Further, the proposed settlement also contains provisions dealing with the appointment of an alternative acquirer if Exelon terminates the Divestiture Agreement, as well as trustee provisions dealing with the responsibilities of any trustee appointed to accomplish any divestiture required by the order.

An announcement regarding the proposed consent agreement will be published in the Federal Register shortly. It will be subject to public comment for 30 days, until April 23, 2001, after which the Commission will decide whether to make it final. Comments should be addressed to the FTC, Office of the Secretary, 600 Pennsylvania Avenue, N.W., Washington, D.C. 20580. The Commission vote to place the complaint and proposed settlement on the public record was 5-0.

NOTE: A consent agreement is for settlement purposes only and does not constitute an admission of a law violation. When the Commission issues a consent order on a final basis, it carries the force of law with respect to future actions. Each violation of such an order may result in a civil penalty of $11,000.

Copies of the complaint, proposed consent agreement, and an analysis of the agreement to aid in public comment are available from the FTC's web site at http://www.ftc.gov and also from the FTC's Consumer Response Center, Room 130, 600 Pennsylvania Avenue, N.W., Washington, D.C. 20580; toll-free: 877-FTC-HELP (877-382-4357); TDD for the hearing impaired 1-866-653-4261. To find out the latest news as it is announced, call the FTC NewsPhone recording at 202-326-2710.

(FTC File No.: 001 0067)

Contact Information

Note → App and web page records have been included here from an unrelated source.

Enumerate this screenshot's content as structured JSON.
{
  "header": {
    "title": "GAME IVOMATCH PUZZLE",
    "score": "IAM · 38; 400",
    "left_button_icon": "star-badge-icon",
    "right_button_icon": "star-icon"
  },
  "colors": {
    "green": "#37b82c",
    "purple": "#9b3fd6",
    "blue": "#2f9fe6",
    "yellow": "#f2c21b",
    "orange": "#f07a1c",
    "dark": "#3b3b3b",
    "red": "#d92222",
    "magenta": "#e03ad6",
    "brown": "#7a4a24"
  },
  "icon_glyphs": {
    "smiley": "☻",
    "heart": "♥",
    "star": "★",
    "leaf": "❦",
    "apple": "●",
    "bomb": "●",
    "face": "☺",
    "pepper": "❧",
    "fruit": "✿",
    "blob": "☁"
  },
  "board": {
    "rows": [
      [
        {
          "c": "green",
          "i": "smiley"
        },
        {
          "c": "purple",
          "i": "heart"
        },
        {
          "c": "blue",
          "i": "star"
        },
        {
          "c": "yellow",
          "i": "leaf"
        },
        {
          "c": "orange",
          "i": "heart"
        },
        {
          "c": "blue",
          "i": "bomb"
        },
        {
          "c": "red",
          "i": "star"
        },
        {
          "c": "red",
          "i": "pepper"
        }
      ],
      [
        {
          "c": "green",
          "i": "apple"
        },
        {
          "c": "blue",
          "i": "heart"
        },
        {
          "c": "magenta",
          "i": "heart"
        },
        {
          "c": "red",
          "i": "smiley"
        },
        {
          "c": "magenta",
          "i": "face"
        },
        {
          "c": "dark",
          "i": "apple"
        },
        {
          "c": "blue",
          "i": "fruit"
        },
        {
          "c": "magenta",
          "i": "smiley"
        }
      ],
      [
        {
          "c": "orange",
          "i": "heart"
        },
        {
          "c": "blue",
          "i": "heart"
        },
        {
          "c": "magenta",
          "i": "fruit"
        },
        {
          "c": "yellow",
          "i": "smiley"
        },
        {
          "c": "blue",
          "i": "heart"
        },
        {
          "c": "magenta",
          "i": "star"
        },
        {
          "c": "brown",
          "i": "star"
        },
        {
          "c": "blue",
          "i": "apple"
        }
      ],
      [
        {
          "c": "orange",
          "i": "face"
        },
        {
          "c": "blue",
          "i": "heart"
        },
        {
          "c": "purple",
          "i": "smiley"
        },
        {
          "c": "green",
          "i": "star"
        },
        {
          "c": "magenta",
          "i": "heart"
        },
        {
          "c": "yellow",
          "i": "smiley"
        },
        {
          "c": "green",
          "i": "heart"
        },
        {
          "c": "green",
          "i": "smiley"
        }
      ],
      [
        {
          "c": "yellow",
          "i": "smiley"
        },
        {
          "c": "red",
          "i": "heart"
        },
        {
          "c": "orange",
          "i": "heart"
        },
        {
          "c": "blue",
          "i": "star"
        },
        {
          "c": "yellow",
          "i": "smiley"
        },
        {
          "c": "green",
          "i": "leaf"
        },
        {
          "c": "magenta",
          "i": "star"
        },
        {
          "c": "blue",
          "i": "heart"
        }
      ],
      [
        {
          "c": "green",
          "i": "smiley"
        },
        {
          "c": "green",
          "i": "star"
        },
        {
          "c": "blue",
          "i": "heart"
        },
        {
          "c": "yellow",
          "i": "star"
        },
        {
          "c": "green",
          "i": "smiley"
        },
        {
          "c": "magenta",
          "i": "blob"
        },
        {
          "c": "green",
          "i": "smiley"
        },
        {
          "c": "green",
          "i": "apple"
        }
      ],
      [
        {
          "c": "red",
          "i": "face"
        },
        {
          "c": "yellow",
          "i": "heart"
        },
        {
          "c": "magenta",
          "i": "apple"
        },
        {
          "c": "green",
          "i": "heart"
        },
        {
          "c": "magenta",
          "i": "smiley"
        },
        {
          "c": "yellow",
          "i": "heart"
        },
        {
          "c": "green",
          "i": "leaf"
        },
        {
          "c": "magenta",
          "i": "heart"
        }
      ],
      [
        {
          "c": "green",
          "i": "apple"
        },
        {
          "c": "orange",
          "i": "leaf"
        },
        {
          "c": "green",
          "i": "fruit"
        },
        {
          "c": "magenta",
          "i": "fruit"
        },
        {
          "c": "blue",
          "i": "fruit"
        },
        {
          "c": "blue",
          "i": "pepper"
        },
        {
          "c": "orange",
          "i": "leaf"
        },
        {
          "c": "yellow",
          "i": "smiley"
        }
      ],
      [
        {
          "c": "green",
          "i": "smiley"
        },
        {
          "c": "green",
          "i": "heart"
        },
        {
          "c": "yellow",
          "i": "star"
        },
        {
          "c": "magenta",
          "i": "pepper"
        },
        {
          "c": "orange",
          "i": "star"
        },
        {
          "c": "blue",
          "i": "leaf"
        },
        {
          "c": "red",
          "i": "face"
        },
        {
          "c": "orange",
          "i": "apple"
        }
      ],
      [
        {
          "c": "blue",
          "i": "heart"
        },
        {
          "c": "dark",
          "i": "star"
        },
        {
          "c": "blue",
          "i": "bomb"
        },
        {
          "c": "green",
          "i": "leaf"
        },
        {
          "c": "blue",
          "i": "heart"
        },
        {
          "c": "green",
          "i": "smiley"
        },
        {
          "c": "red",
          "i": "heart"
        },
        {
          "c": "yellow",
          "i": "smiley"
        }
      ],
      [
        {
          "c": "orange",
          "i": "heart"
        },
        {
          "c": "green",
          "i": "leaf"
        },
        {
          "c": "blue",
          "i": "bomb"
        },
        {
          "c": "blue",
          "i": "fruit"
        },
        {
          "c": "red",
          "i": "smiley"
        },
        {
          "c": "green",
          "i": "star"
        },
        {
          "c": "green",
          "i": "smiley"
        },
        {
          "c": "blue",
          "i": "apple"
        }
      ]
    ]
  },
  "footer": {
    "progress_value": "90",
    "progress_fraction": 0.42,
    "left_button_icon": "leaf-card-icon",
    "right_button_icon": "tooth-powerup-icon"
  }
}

Media Contact:
Howard Shapiro
FTC Office of Public Affairs
202-326-2176
Staff Contact:
Dennis F. Johnson,
Bureau of Competition
202-326-2712